Judge Fink rejected the Arizona Department of Revenue's argument that the AzSTA tax was levied "not on the sale of a good or service, but on the privilege of conducting such a sale." Citing the Arizona Court of Appeals' Karbal opinion, he noted that "the AzSTA tax is neither a true transaction privilege tax nor a true sales tax [and] the general rule governing pure transaction privilege taxes thus may not apply to it. Even if it does, the Constitution restricts the use not only of taxes on vehicles, but of taxes relating to vehicles.

Aiken Schenk attorney Shawn Aiken and Michigan attorney Greg Hanley (Kickham Hanley PLLC) represent the plaintiffs in the class action lawsuit. Saban Rent-A-Car, LLC is the class representative for a plaintiff class of all rental car companies doing business in Maricopa County.


In 1999, then-Governor Jane Hull formed a 35-member stadium task force to explore funding opportunities for a new football stadium and spring training facilities, assess the economic impact, and devise a possible funding package. Governor Hull directed that any public financing scheme should have little effect on the average Arizona citizen. The final task force report recommended financing the football stadium and spring training initiatives through the assessment of a hotel tax and a car rental surcharge. The report noted that 85-95% of the new tax would be paid by visitors to Arizona; only $22 million of the $329 million price tag for the stadium would be financed by Arizona’s taxpayers.
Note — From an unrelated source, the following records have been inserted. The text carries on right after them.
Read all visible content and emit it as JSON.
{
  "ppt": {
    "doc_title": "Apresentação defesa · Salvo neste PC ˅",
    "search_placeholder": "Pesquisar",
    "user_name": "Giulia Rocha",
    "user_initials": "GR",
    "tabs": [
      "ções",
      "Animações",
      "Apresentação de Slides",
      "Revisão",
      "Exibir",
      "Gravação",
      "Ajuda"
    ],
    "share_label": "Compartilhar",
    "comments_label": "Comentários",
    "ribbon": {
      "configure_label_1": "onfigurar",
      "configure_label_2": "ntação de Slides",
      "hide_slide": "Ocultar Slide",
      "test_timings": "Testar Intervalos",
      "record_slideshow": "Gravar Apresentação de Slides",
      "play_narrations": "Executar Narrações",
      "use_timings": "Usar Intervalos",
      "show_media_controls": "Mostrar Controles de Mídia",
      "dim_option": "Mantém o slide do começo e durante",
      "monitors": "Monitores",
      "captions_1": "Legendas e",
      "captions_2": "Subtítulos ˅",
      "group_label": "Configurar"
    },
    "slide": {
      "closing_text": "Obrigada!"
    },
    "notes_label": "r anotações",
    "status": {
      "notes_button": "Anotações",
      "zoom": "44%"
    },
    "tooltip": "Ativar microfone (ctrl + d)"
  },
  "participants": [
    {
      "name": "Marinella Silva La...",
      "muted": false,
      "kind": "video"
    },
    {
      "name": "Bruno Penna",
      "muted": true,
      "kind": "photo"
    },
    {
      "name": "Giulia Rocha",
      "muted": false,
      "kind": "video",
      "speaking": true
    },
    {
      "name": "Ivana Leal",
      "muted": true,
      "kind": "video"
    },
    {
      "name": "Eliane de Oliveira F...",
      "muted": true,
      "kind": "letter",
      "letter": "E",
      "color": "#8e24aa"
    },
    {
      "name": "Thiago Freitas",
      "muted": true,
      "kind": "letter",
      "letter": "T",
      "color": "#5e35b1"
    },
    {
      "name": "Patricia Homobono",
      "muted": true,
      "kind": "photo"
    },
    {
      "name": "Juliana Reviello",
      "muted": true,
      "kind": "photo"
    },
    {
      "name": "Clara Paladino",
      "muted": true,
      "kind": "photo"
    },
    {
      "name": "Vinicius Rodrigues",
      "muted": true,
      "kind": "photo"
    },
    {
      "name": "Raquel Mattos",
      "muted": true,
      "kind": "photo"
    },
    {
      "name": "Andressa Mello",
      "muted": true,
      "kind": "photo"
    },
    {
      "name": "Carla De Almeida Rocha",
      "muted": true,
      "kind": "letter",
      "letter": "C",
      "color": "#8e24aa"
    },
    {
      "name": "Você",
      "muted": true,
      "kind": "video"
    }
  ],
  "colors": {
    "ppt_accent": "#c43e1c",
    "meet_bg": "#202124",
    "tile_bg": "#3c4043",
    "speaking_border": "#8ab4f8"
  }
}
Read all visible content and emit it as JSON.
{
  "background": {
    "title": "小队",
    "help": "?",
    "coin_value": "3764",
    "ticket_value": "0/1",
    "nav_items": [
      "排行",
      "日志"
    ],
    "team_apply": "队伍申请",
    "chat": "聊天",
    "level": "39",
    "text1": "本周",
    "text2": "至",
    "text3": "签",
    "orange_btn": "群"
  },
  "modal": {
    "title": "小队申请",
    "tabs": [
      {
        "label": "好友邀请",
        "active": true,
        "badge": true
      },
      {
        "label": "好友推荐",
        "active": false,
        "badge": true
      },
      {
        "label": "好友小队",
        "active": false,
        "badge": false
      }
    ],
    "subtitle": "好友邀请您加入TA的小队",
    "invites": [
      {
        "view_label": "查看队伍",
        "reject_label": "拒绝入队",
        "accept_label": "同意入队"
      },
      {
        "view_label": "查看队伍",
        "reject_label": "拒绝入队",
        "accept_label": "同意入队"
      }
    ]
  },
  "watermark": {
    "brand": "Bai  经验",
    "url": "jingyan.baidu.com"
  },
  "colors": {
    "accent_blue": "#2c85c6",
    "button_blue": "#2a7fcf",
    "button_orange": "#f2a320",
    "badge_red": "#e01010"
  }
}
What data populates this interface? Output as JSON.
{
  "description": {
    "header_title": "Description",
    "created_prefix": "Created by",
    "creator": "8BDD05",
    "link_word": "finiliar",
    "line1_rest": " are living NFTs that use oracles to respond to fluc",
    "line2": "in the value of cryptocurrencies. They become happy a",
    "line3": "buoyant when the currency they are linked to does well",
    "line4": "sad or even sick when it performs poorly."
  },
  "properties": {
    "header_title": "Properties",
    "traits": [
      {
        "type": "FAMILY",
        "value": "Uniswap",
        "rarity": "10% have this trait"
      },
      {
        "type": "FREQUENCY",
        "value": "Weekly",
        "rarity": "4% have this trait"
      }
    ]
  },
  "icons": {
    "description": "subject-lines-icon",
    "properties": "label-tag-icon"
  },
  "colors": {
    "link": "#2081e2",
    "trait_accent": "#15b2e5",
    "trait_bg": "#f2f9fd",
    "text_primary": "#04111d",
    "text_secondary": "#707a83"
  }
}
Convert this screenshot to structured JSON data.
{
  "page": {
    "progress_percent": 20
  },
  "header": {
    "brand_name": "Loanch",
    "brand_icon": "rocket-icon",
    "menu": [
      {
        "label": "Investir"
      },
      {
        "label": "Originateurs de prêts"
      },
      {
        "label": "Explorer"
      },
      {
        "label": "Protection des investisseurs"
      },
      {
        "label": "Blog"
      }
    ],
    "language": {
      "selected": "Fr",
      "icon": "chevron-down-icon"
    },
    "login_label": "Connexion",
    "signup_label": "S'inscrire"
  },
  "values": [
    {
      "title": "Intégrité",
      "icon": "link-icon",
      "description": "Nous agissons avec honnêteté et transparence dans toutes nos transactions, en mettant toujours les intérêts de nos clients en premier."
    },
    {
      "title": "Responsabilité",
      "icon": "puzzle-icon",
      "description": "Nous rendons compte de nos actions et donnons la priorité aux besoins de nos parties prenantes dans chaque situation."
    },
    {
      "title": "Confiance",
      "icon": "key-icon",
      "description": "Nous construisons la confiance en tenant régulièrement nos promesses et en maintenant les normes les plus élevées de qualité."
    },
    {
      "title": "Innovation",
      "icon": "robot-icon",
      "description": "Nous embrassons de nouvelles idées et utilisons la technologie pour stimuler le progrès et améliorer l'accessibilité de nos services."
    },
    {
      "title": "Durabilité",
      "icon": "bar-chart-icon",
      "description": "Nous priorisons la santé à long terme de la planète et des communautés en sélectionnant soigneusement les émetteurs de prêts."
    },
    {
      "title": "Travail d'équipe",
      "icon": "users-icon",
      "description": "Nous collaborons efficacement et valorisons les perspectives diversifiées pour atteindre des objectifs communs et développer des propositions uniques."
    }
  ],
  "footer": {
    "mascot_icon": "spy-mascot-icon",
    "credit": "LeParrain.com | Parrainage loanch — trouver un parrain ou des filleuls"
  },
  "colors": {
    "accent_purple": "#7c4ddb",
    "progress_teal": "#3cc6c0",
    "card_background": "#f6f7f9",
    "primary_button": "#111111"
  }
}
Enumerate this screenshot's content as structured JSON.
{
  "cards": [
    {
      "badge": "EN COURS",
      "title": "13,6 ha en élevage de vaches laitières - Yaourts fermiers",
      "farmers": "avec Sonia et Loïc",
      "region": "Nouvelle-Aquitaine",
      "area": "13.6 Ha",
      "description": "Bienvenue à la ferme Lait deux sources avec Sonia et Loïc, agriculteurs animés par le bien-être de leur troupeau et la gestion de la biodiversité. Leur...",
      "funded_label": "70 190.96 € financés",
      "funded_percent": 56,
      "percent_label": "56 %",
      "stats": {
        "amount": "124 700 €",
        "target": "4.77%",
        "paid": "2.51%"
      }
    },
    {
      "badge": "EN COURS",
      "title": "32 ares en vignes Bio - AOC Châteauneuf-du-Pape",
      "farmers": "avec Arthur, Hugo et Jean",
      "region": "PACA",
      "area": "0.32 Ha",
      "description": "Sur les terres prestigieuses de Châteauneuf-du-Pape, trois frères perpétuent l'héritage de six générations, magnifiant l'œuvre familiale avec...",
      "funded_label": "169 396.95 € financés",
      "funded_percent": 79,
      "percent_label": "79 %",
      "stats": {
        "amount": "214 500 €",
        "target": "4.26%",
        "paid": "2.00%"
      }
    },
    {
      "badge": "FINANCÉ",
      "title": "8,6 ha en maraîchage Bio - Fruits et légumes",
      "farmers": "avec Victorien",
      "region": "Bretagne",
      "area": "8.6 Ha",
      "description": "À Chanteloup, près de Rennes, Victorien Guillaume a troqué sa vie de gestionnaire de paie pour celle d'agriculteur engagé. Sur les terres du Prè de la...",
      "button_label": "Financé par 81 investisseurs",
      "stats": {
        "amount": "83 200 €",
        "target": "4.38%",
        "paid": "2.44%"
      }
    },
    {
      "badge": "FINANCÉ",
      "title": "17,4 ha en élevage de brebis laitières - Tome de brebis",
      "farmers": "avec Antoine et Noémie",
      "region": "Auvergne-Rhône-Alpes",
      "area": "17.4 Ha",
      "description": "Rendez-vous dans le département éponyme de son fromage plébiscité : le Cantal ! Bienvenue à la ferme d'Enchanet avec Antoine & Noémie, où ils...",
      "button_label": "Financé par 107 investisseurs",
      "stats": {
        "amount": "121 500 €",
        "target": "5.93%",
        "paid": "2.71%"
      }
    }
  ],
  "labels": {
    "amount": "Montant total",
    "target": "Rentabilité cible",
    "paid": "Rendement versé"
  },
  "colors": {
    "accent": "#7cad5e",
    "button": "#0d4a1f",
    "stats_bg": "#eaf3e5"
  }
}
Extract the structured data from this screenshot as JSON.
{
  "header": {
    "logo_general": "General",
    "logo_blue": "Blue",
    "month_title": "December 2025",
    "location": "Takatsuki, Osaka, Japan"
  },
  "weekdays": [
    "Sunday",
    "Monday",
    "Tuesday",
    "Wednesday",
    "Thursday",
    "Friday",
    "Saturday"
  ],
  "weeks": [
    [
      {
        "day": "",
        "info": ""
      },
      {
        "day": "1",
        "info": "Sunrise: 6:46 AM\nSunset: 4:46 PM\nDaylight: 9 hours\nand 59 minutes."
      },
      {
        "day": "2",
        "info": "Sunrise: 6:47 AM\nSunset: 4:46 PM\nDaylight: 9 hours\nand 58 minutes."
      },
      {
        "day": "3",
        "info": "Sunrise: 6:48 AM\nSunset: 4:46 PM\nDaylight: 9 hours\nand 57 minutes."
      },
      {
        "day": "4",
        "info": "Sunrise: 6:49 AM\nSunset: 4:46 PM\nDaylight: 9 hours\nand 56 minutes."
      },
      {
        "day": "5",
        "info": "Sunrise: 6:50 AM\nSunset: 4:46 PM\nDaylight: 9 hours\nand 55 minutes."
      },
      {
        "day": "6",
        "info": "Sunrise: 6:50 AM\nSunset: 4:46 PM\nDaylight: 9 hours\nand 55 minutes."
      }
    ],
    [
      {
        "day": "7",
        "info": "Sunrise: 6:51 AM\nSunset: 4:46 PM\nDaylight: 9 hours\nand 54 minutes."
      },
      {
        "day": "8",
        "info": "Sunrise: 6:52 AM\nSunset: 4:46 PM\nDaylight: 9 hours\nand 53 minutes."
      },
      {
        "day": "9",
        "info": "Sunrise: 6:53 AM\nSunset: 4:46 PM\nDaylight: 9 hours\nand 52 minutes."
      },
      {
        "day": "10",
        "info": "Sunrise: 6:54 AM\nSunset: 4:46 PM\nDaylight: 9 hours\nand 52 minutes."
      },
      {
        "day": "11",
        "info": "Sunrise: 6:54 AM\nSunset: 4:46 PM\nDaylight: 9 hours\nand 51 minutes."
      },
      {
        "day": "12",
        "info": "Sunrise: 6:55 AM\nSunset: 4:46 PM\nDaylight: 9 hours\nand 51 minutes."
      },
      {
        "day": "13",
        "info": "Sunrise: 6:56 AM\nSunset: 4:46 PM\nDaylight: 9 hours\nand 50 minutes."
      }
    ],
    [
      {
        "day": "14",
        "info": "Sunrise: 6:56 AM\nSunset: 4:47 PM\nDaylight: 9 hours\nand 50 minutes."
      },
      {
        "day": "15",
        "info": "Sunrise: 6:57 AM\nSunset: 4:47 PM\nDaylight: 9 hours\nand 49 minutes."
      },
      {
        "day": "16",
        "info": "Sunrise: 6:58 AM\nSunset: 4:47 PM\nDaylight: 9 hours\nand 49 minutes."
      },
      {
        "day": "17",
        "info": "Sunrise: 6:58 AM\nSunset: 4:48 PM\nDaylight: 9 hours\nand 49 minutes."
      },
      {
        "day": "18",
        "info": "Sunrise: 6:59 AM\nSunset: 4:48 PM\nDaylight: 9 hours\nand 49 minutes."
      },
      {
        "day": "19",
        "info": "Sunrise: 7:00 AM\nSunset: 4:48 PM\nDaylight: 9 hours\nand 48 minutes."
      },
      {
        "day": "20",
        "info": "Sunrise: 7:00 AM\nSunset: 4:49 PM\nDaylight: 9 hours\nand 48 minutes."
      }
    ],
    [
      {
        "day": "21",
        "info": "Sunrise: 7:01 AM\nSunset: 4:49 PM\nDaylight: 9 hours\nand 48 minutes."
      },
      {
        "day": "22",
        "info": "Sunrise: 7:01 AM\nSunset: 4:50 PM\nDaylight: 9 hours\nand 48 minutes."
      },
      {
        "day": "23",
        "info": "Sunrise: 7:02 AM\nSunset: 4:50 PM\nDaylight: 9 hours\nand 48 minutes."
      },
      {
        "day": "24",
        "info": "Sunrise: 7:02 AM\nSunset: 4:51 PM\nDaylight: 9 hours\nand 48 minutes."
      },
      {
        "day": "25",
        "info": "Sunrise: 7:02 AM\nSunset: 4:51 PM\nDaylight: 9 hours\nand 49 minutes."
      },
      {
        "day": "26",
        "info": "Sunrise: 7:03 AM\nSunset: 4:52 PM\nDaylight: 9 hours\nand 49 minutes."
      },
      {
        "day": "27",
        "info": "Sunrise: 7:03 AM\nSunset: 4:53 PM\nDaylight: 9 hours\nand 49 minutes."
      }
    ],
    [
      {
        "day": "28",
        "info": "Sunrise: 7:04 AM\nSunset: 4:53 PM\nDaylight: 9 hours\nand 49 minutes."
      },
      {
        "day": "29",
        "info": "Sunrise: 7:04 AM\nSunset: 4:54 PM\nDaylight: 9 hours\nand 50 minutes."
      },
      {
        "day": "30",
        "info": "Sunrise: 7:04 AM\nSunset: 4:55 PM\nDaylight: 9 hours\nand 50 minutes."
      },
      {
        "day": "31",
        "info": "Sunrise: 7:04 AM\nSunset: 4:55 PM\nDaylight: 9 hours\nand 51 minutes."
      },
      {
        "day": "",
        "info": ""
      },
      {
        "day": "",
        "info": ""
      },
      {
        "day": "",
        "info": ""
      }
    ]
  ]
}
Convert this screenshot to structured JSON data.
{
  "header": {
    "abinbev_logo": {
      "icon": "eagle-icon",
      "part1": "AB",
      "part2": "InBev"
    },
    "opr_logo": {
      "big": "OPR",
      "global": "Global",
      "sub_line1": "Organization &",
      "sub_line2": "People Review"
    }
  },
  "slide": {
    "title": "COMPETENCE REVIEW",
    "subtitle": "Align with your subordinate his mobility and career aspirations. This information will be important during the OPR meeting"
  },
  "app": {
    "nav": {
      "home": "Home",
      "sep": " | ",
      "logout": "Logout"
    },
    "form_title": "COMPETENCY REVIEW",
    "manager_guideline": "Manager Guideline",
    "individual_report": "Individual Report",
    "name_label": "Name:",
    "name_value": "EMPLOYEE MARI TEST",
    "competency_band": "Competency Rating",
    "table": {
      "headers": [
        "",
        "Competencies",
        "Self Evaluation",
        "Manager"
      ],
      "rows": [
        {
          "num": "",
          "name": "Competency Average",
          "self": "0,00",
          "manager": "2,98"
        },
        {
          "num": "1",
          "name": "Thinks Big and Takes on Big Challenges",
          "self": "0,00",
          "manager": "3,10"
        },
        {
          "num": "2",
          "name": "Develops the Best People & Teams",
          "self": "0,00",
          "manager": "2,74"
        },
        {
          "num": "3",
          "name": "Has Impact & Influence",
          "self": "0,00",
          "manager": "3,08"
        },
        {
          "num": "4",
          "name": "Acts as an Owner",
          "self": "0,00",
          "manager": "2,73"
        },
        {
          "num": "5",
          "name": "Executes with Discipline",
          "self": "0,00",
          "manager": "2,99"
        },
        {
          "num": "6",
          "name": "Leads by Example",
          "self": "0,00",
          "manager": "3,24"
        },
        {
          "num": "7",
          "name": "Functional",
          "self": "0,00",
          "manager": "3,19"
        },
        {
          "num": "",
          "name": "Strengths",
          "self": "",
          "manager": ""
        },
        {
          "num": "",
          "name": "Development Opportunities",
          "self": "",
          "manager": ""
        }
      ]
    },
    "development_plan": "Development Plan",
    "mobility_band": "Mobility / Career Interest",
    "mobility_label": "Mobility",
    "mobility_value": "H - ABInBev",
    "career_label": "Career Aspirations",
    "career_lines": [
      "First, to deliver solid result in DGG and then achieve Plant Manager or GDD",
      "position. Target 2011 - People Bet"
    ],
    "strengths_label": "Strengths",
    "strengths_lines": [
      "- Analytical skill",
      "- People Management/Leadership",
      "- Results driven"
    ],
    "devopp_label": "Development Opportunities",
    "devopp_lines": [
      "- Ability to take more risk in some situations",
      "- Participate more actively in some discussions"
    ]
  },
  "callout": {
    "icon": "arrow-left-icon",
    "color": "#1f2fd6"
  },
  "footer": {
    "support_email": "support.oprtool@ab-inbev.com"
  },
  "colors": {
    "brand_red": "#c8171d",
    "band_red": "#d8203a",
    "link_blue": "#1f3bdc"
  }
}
In March 2000, the Arizona Legislature passed Senate Bill 1220, which provided that construction of the football stadium and spring training facilities would be funded in part by surcharges on car rentals and a one percent tax on hotel revenue. In November 2000, a majority of Maricopa County voters approved Proposition 302 authorizing the Stadium Tax, the Spring Training Tax, and the Hotel Tax. The taxes were collected by the Arizona Department of Revenue and were used to fund the construction of University of Phoenix Stadium and various spring training initiatives.

Stadium construction began in 2003, and the stadium opened in August 2006.

Key Filings

Class Action Complaint, 11-16-2010

Answer (by Arizona Department of Revenue), 12-7-2010

Answer (by Arizona Sports and Tourism Authority), 1-4-2011

Motion for Summary Judgment (by Defendants) and Statement of Facts in Support of Motion for Summary Judgment (by Defendants), 2-18-2011

Response to Motion for Summary Judgment and Cross Motion for Summary Judgment (by Plaintiffs) and Statement of Facts in Support of Response to Motion for Summary Judgment and Cross Motion for Summary Judgment (by Plaintiffs), 3-21-2011

Response to Plaintiffs’ Motion for Summary Judgment and Reply in Support of Motion for Summary Judgment (by Defendants) and Responsive Statement of Facts and Evidentiary Objections to Plaintiff’s Separate and Responsive Statement of Facts (by Defendants), 4-4-2011

Reply to Defendants’ Response to Motion for Summary Judgment (by Plaintiffs), 4-25-2011

Notice to Class, 5-4-2012

Plaintiffs' Report Regarding Discovery Responses and Development of the Factual Record and Exhibits, 10-31-2013

Plaintiffs' Reply in Support of Report Regarding Discovery Responses and Development of the Factual Record, 12-9-2013

Plaintiffs' Supplemental Brief Concerning Discriminatory Effect (Commerce Clause Challenge) re: Plaintiffs' Pending Cross-Motion for Summary Judgment, 4-17-2014